• **Work instructions**
Tally the lines in the listing below that hold the string "this", and reply with that tally alone.
___ The records
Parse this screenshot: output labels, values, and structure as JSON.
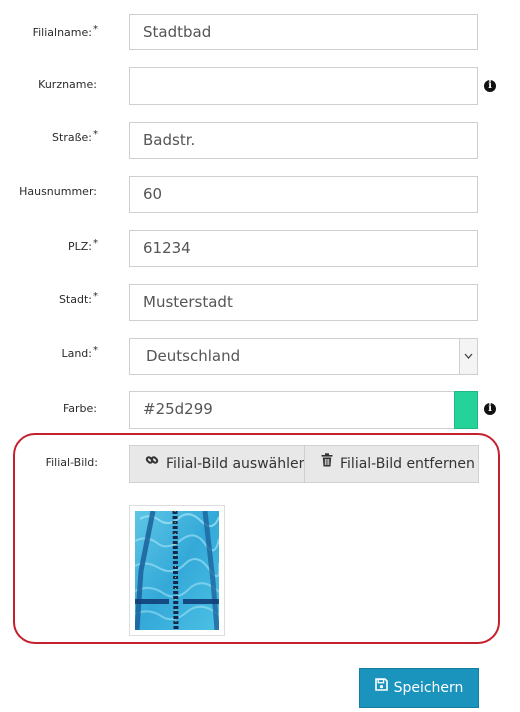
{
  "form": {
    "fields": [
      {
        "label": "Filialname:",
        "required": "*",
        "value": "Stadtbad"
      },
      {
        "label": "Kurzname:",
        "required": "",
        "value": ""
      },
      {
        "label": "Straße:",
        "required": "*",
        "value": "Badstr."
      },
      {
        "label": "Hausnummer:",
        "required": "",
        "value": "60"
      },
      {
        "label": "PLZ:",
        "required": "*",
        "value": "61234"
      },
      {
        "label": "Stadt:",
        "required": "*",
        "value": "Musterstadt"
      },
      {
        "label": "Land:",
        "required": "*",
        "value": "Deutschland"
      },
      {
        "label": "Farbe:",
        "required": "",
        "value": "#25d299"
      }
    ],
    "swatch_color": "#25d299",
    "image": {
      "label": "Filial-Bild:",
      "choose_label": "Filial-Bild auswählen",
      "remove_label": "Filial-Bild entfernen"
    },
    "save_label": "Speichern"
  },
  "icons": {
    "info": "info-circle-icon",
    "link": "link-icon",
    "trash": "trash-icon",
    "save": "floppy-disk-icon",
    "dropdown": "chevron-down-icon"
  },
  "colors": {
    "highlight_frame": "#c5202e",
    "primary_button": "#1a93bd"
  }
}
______
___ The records
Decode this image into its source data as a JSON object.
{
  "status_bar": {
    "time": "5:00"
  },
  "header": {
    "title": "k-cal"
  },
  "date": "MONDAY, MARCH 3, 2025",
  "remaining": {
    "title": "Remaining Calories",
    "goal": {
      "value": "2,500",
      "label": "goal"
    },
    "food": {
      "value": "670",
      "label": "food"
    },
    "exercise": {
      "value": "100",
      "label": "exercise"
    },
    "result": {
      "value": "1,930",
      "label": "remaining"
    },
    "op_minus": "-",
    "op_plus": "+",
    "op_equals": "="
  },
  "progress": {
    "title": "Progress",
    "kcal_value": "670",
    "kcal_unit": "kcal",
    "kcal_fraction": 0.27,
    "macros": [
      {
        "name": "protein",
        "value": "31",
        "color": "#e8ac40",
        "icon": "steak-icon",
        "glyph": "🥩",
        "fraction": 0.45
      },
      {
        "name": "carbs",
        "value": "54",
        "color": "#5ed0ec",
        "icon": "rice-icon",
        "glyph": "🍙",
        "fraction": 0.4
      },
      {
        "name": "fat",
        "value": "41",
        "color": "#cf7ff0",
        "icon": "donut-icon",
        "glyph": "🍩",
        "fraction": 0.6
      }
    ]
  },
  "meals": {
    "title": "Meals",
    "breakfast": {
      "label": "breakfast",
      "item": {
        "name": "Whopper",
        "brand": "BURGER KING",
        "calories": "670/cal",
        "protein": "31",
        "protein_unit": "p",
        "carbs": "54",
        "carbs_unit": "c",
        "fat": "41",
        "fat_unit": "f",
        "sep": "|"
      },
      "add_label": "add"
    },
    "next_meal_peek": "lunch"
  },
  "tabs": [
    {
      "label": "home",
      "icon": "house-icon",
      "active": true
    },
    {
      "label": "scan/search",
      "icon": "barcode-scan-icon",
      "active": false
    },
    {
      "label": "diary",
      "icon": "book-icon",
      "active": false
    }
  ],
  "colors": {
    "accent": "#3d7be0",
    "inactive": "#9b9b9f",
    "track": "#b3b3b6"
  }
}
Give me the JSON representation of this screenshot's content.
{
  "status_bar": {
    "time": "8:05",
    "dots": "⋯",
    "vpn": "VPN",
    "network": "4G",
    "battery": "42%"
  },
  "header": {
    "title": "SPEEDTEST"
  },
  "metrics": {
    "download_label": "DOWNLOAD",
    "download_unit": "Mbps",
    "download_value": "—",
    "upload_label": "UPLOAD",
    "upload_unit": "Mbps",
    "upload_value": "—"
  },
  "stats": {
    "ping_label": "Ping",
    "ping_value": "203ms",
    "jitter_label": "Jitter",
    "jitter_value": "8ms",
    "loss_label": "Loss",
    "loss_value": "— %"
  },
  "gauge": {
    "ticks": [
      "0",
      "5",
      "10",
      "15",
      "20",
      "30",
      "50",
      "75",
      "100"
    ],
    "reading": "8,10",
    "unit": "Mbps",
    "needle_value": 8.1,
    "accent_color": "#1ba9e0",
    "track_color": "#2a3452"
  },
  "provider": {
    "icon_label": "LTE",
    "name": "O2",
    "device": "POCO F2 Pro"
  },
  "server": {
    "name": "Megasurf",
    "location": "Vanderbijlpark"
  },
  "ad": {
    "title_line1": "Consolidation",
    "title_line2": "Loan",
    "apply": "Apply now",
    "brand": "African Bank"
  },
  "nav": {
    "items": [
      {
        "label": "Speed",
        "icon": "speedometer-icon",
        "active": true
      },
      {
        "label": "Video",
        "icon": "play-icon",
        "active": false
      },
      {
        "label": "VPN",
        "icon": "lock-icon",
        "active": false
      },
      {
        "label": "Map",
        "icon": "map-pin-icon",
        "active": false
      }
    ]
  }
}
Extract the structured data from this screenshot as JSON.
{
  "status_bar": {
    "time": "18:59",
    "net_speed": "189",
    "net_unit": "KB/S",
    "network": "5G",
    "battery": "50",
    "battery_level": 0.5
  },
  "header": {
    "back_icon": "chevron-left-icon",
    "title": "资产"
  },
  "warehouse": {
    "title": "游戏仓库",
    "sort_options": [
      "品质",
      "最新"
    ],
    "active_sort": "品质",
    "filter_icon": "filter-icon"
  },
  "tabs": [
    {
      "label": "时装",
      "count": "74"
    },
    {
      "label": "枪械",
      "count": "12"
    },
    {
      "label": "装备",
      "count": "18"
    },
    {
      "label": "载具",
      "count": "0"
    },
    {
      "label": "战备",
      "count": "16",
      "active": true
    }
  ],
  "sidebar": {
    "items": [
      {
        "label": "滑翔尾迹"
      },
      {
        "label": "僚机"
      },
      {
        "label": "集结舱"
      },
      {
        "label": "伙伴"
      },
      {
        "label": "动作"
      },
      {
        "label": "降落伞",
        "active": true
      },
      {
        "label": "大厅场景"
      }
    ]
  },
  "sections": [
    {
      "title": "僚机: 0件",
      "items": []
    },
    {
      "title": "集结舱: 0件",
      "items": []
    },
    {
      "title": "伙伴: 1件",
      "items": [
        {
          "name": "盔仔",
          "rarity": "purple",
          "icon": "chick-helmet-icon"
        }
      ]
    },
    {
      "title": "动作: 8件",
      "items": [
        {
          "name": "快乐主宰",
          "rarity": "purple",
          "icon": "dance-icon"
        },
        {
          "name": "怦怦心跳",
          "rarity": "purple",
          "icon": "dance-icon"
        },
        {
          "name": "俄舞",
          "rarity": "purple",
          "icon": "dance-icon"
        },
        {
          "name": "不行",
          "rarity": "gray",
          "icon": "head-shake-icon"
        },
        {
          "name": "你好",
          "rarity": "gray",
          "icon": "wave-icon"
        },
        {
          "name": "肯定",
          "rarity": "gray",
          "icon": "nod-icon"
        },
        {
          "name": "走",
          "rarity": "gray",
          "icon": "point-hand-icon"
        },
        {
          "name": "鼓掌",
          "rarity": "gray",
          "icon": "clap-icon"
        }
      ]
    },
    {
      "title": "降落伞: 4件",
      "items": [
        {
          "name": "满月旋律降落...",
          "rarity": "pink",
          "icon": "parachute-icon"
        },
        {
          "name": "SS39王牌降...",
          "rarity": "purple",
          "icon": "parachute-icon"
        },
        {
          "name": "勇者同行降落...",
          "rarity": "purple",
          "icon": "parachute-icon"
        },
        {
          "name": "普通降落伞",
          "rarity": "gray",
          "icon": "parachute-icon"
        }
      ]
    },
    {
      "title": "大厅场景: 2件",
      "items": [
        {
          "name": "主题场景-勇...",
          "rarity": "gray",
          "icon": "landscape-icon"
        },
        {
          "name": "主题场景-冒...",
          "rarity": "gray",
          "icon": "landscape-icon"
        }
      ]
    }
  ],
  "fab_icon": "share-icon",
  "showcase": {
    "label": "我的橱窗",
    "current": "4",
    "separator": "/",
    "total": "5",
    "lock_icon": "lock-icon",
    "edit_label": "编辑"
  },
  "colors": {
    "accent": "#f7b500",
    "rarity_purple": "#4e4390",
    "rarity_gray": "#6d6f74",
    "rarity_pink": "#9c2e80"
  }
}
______
• **Finished exercise**
4